The third song on Wake Up Sleepy Heaven, the new album from my rap duo Holy Smokes, is Sleepy Heaven (Pt. 1). The two parts of Sleepy Heaven are meant to act as interludes but still push the concept of Sleepy Heaven further.
Part 1 comes from the perspective of a disillusioned sinner. He is waging a war against his demons, but when he turns to the religious for guidance, they are busy hiding their sins and putting on a nice face for the public. The religious person is described with the characteristics of a politician, someone who “tries to build the public’s trust” but who, at the end of his life, “might tell you what he covered up.”
The sinner, upon seeing the way religious people hide their own sins, is left with even more questions than answers. He cannot help himself, fake Christians cannot help him, and he begins to question whether even God can help him.
I have seen this, and felt this, a lot in my life. So many of us Christians keep our sins to ourselves so that we can look like good people instead of real people, and we end up leaving more people lonely.

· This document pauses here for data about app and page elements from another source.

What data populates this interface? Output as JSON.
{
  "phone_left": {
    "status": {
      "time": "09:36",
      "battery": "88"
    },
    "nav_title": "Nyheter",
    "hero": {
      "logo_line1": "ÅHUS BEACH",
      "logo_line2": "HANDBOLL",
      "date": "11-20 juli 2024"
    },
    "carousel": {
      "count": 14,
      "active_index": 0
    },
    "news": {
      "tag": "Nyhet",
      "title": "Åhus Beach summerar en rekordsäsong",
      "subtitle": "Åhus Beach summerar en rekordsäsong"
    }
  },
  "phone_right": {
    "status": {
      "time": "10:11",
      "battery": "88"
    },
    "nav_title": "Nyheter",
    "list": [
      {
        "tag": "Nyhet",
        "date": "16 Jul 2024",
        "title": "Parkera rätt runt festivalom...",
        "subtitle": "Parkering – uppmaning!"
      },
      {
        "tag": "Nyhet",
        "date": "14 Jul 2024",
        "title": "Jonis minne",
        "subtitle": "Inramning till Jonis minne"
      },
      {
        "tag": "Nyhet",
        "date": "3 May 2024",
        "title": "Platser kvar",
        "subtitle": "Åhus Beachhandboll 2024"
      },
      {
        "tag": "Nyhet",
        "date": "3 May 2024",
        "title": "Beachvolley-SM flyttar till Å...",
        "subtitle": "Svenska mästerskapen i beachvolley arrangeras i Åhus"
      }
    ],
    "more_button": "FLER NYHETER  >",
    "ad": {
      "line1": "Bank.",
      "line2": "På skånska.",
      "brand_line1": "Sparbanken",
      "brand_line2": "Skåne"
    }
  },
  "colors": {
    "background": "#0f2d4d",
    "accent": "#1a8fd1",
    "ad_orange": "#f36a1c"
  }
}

We deny that we struggle time and again, causing a chain reaction of private suffering. We wear masks and forget that caring for people means sharing our trials with others so that we can share in our triumphs together. It’s hard to be found when we can’t admit that we’re lost.
Charles Bukowski once wrote in a poem, “the thing about church–you can’t change a mask.” Unfortunately, too often we think that the term ‘Christian’ is synonymous with saint rather than sinner. In part I blame this on the society we live in, where the American culture tells us not to wear our emotions too prominently for fear of looking vulnerable. At the end of the song, the narrator wonders when Christians started worshiping America over God. In a country that subscribes to survival of the fittest, there isn’t much room for admitting weakness. (The idea of America being a hindrance to true faith will come back throughout the album.)
At some point in our lives, we all experience hell on earth. Our stories are filled with suffering, and we all willingly accept that hell happens here. But how many of us acknowledge that heaven might be here too? As I said before, Jesus told the Pharisees that the kingdom of God wouldn’t come with our careful observation because the kingdom of God is inside us (Luke 17:20-21). What if we removed our masks and showed people our scars? Wouldn’t we be closer to heaven knowing that others are suffering too? You can’t make it through hell if you don’t admit that you’re in it. If we want to bring heaven to people, we need to let them know we have been through our own personal hells, and are still fighting our demons despite our beliefs. No one relates to the person without blemish. Waking up heaven inside of us and inside of others is going to require a lot more vulnerability and honesty than we’ve been willing to give.
Wake up sleepyhead, sleepyhead, sleepy heaven
I try to stay awake but my eyes are feeling heavy
and this life is unsteady
and my friends, they all forget me
My demons grip my neck
I’m just trying to get a grip on me
I feel your hand slip on me
I find my sin and its whole army
line up at attention
state your name
and state your business
Are you all here to kill me?
Is this the real me?
Can you feel me?
I was screaming at the sky to take me
but lately I’ve been thinking
if God makes us from up above
does he drop us just to shake us?
Or if we spend our days in search of love
do most of just find more lust?
We crave a touch
I’ve said too much
No good man ever states his sins
He keeps them in
he locks them up
he tries to build the public’s trust
and at the end
(after some good luck)
he might tell you what he covered up
while the rest of us are shamed to say
that our mistakes they smother us
I’m trying to say that I –ed up
I wonder if God still loves us
us stutterers and vagabonds
We wander through youth then wander on
with nothing new under the sun
We’d bow to the Son
but he’s better than us
In God We Trust
but Dear God,
we must insist that you trust us
with trust funds
and some hot blondes
and these big homes
just like pop songs
Will Pop and Mom be proud of me
if trials are of what I sing?
If they sing “My Country Tis of Thee”
and I sing, “that don’t mean much to me”?
Excuse me, please
for cursing the land of too much blessing
too much dressing on Thanksgiving
thankful for our gluttony
thankful for the greed on Wall Street
thankful for the sluts on TV
thankful for this country:
red, white, and blue
but mostly green
Smoke clouds around
What could this mean?
We got trapped inside our screens
The earth fast asleep
don’t wake me
steeper into this stupor
Sleepy in, sleepy heaven
the worthless aren’t waiting
Sleep in, sleepy heaven
the worthless aren’t waiting